Vs. 1, “The wife of a man from the company of the prophets cried out to Elisha, “Your servant my husband is dead, and you know that he revered the LORD. But now his creditor is coming to take my two boys as his slaves.” Our chapter today involves the powerful ministry of Elisha. Question: Why? Because Israel had no godly king, so God would raise up prophets like Elijah to continue to provide for His people. The oil for the widow (vs. 1-7) reveals to us the mercy and compassion the LORD has upon the widow and her family. Elisha’s miracle would pay off the debt and provide for their future. In our next circumstance, Elijah is provided a place to stay in Shunem which is along a route he frequents (vs. 8-37). A Shunammite woman’s provision towards Elijah gives her the opportunity to ask of Elijah a request. Her request was to have a son. The following year a son was provided and all was well. However, he would die with his father out in the fields. Elisha would provide another miracle and heal the dead boy. The latter part of our chapter (vs. 38-44) involves Elisha’s healing poisonous food (death in a pot) and providing a multiplication of bread enough to feed a hundred.

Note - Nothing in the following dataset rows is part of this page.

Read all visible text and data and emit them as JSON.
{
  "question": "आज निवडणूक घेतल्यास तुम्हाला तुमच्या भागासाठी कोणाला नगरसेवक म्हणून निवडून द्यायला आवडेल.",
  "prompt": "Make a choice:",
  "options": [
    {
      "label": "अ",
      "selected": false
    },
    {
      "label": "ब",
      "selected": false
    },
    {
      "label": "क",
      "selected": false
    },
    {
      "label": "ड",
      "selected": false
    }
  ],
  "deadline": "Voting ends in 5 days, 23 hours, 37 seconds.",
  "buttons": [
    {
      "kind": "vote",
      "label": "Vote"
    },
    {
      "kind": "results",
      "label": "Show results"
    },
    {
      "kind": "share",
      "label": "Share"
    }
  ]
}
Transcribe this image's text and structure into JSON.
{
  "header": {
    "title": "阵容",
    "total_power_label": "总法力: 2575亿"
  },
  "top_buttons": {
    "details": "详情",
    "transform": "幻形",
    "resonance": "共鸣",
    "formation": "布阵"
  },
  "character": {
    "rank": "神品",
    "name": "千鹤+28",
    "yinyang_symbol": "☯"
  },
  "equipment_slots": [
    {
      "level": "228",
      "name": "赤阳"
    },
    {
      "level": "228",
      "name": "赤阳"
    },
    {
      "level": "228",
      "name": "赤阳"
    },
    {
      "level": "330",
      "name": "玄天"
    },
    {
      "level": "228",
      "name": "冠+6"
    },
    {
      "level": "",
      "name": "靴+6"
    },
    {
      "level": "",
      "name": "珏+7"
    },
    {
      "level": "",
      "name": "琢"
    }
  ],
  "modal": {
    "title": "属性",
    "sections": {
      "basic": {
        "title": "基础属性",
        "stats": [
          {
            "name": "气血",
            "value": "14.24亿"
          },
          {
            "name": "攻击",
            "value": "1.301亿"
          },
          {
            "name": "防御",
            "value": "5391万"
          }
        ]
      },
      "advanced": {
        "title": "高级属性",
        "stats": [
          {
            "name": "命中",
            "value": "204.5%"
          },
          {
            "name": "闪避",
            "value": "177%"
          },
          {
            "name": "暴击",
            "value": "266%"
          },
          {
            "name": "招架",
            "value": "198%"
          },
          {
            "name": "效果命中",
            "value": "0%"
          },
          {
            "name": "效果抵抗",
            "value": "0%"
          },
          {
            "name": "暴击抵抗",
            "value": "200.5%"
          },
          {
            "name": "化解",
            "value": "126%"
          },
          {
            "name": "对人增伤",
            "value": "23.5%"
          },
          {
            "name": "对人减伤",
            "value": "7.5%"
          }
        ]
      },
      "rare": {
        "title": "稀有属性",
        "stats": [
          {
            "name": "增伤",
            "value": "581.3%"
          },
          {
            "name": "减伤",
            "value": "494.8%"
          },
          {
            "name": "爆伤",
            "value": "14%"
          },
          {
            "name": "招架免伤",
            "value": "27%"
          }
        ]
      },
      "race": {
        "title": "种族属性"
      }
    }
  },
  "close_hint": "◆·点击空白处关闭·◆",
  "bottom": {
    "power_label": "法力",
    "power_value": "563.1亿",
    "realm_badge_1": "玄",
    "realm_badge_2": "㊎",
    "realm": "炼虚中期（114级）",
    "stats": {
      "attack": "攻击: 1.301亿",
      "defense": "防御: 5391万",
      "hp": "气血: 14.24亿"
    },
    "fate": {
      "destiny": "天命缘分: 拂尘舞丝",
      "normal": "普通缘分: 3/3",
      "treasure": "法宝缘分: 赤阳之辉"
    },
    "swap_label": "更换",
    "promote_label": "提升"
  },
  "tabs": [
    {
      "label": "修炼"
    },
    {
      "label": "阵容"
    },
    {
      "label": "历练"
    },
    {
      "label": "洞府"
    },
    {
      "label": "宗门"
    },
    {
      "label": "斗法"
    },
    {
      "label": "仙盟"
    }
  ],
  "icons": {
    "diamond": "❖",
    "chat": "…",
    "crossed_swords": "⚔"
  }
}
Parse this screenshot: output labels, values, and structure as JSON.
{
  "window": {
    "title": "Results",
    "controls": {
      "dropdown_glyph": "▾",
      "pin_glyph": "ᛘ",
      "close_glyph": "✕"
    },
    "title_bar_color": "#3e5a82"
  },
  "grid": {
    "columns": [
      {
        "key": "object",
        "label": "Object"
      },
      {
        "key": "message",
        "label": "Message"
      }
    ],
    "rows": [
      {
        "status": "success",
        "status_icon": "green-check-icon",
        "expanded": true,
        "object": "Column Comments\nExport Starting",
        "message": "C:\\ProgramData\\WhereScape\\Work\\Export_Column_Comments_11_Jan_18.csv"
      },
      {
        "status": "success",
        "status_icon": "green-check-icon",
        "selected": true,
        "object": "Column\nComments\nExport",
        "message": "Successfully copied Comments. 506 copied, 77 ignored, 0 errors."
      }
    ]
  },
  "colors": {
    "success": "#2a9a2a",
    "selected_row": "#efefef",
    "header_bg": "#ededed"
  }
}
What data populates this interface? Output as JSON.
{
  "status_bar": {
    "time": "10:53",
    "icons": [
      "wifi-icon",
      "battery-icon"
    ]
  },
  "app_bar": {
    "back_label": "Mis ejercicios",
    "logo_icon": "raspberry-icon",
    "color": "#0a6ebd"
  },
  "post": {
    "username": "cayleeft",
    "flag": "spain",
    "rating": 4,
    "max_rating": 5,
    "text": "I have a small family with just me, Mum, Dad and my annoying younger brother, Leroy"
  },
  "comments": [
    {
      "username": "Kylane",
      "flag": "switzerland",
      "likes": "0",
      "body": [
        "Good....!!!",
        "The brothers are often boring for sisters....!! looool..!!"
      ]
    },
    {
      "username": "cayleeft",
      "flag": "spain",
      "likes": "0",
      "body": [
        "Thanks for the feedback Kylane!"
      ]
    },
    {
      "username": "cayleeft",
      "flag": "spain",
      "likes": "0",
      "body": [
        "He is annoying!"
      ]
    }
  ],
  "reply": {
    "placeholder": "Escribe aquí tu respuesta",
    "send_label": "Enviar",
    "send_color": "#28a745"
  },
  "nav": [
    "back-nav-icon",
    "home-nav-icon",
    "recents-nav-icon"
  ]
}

Regarding application…Giving What We Have. Vs. 43, “How can I set this before a hundred men?” his servant asked. But Elisha answered, “Give it to the people to eat. For this is what the LORD says: ‘They will eat and have some left over.” Throughout our chapter today, are reminded that God uses what we already have to provide for our needs. As we begin a new year in 2014, we may be concerned and worried about how God will provide. Question: Will I have enough money to pay the bills? Will I have enough money to pay my college tuition? Will I be enough talent to keep my job? But notice how God uses what we already have to multiply what we need! I love it! What a wonderful reminder as we see our God care enough about individual people as much as He cares about the whole world! Let us give what we have in our lives wholly to the Lord!
Vs. 10, “For the Son of Man came to seek and to save what was lost.” In this chapter we see Jesus nearing Jerusalem and making His triumphant entry. But as Jesus was journeying south, he ran into our friend Zacchaeus (vs. 1-10). It’s important to note that while Zacchaeus climbed a tree to see Jesus, it was Jesus who called him (vs. 5). It is only when we realize the depths of our sins that we can than acknowledge the one who came to save us. The Parable of the Minas (one mina was about four months wages), gives us a different perspective than the Parable of the Talents (Matthew 25). In this we see the master give everyone the same amount of money (vs. 11-27). Question: Why the difference from the Talents? Jesus is emphasizing that we all have the same opportunity to respond to Him. And now we come to Jesus’ final week before his crucifixion and triumphant entry (vs. 28-48). It always touches my heart when we see Jesus weep (vs. 41) for the future lost.
Regarding application…Investing Your Life. Vs. 15, “He was made king, however, and returned home. Then he sent for the servants to whom he had given the money, in order to find out what they had gained with it.” This is the last day of 2011. As we round the corner to the New Year, what are you going to invest your life in? Investing is a scary thing because nothing is guaranteed. Buying a home, investing in a 401k/IRA, to name just a few shaky things we can put our hard earned money towards. However, the wisest way you can invest your life is storing up treasures in Heaven. It’s when you choose to live a life declaring, “Not my will, but yours be done.” It’s not a popular investment to devote your life to the Lord and His church, but certainly the most important eternal investment you will ever make! Make 2012 a year of investing in the Lord!
Vs. 2, “But the Pharisees and the teachers of the law muttered, “This man welcomes sinners and eats with them.” What the Pharisee’s didn’t realize is that they were the “sinners”. Jesus goes on to share with us three very powerful parables about the lost. People have different views on how God approaches His relationship with His creation. In the examples of the sheep and coin, we see God making the assertive effort to find the lost. In the prodigal son, we see the son making the effort to turn back to the Father. It is important to note that in all three: sheep, coin, son…we understand how valuable they are to God. Each of us have high value when it comes to how God sees us!
Regarding application…When God Ran. Vs. 20, “So he got up and went to his father. “But while he was still a long way off, his father saw him and was filled with compassion for him; he ran to his son, threw his arms around him and kissed him.” Phillips, Craig & Dean wrote and sang this very powerful song called “When God Ran”! This story of the prodigal son cuts deep into my heart. In a time where families all over the world struggle with relationships and absent Fathers, we are poignantly reminded of the Father’s love. There are lessons to be learned in the response of the younger son and the older son, but the parable really is about the Father. Question: Are you lost? Do you feel like you have been playing hide & seek with God? As we round the last corner of 2011, let us be found by God and let Him use us powerfully as the New Year begins.